Naming and History
There are two origins of the Cobalt name. one is the Greek word “cobalos” which means “mines”. The other name was given by German miners. The old German word “kobold” means ‘goblin, evil spirits or elf’.
Cobalt was in used by people since ancient civilizations. People of China and Rome used cobalt compounds for making ceramics and blue glass.
In 1735, Swedish chemist George Brandt was the first who discovered and isolated cobalt. In 1739, he published his results. Before his publications, his claim disputed other chemists who thought his newly discovered element is basically a mixture of iron and arsenic. And the blue color was caused by Bismuth.

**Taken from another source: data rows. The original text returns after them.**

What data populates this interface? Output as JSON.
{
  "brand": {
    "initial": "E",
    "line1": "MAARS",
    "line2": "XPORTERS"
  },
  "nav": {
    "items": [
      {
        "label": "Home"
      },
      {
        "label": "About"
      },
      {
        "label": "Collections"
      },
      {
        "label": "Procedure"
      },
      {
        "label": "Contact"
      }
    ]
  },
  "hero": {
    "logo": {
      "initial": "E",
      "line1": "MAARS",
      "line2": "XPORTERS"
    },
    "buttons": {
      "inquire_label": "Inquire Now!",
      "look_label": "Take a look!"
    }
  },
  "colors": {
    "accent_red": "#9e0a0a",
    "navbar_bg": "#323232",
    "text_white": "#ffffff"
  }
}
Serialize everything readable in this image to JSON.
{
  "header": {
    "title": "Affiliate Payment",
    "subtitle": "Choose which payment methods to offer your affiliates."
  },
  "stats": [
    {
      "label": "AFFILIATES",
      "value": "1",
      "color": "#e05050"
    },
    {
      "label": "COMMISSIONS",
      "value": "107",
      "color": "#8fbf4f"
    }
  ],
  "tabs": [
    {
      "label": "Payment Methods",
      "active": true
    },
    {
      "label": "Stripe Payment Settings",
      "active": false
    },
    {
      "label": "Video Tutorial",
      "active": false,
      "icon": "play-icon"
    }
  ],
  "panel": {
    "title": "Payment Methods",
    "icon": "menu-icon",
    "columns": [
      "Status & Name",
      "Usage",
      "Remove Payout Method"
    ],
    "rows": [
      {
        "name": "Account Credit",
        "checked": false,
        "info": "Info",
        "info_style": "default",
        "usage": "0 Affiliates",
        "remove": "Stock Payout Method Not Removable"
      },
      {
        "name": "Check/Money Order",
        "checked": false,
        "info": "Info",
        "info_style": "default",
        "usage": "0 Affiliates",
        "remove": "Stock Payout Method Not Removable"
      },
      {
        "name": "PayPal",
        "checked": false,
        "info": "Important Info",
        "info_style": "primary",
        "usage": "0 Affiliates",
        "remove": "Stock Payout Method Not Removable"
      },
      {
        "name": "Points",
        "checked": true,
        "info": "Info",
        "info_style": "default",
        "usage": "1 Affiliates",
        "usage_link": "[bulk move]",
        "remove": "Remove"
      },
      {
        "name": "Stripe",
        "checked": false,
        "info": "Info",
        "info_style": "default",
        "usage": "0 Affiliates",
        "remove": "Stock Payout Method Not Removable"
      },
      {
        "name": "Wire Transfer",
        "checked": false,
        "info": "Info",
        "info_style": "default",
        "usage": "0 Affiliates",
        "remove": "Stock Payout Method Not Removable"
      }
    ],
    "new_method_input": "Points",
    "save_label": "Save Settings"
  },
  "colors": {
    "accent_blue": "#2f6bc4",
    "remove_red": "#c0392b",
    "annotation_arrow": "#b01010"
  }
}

He explained in his publications that there is a new half-metal (transition metal) in addition to zinc, mercury, bismuth, and arsenic. He named cobalt after German miners who cursed it with the name kobold.
Occurrence of Cobalt
In nature, cobalt is not found freely and not abundant metal in Earth’s crust. It is present in ores. Cobalt is associated with copper and nickel and mined with them. Cobalt is present majorly in cobaltite, linnaeite, chloanthite, smaltite, carrollite, etc.
The largest miners and suppliers of cobalt are Canada, Russia, Australia, Cuba, etc.
Properties of Cobalt
Cobalt is hard, sturdy, silvery bluish or whitish-grey transition metal with ferromagnetic properties. It is a brittle and lustrous element that has similar physical properties to iron and nickel.
Cobalt is a chemically active element but is stable in air. It remains unaffected by water. It can be easily magnetized and unlike any other magnetic can withstand high temperatures. Dilute acids react quickly with cobalt.
The melting point of cobalt is 1495°C and its boiling point is 2927°C. Cobalt has a density of 8.86 grams per cubic centimeter. Cobalt exists as a solid at room temperature.
Cobalt in Biological Systems
Cobalt is an essential trace element in living things. Cobalt is required for making active sites of enzymes and for their proper functioning. Cobalt is the central atom in vitamin B 12. Cobalt is used to treat anemia as it regulates the production of red blood cells.
The animals which are mineral deficient are given cobalt. In aquatic environments, cyanobacteria and other nitrogen-fixing bacteria require it. It is slightly toxic to the skin but ingestion can cause health effects.
Cobalt-60 radioisotope is of great importance. It is used in the treatment and diagnosis of cancer.
Uses of Cobalt
Cobalt compounds are in use for centuries. It is magnetic but its alloy alnico, a combination of aluminum, nickel, and cobalt is used to make powerful magnets that are used in high-speed motors.
These magnets are also used in places where temperatures are very high.
Superalloys of cobalt are highly magnetic and corrosive resistant and are widely used in turbines, motor parts, etc.
Due to its non-corrosive nature, it is used in making aircraft parts, jet engines, speed steels, and cemented carbides.
Cobalt is widely used in electroplating.
It is used in making electronic batteries.
It is used as a catalyst in the chemical and petroleum industry to speed up reactions.
Cobalt is commonly used as a dying or coloring agent in paints, inks, glass, ceramics, etc.
Cobalt blue is used in pottery, porcelain dying, staining glass, jewelry enamel.
Cobalt 60, a radioisotope is a great source of gamma rays. These are used in sterilizing food products, medical equipment, and cancer treatment.
Isotopes of Cobalt
There are 22 isotopes of cobalt whose half-lives are known. Mass of them ranges from 50 to 72. The only stable isotope that exists in nature is Cobalt- 59. Cobalt- 60 is a radioactive isotope with a half-life of 5.27 years. It is an important medical tracer, source of gamma rays, and used in the treatment of cancer.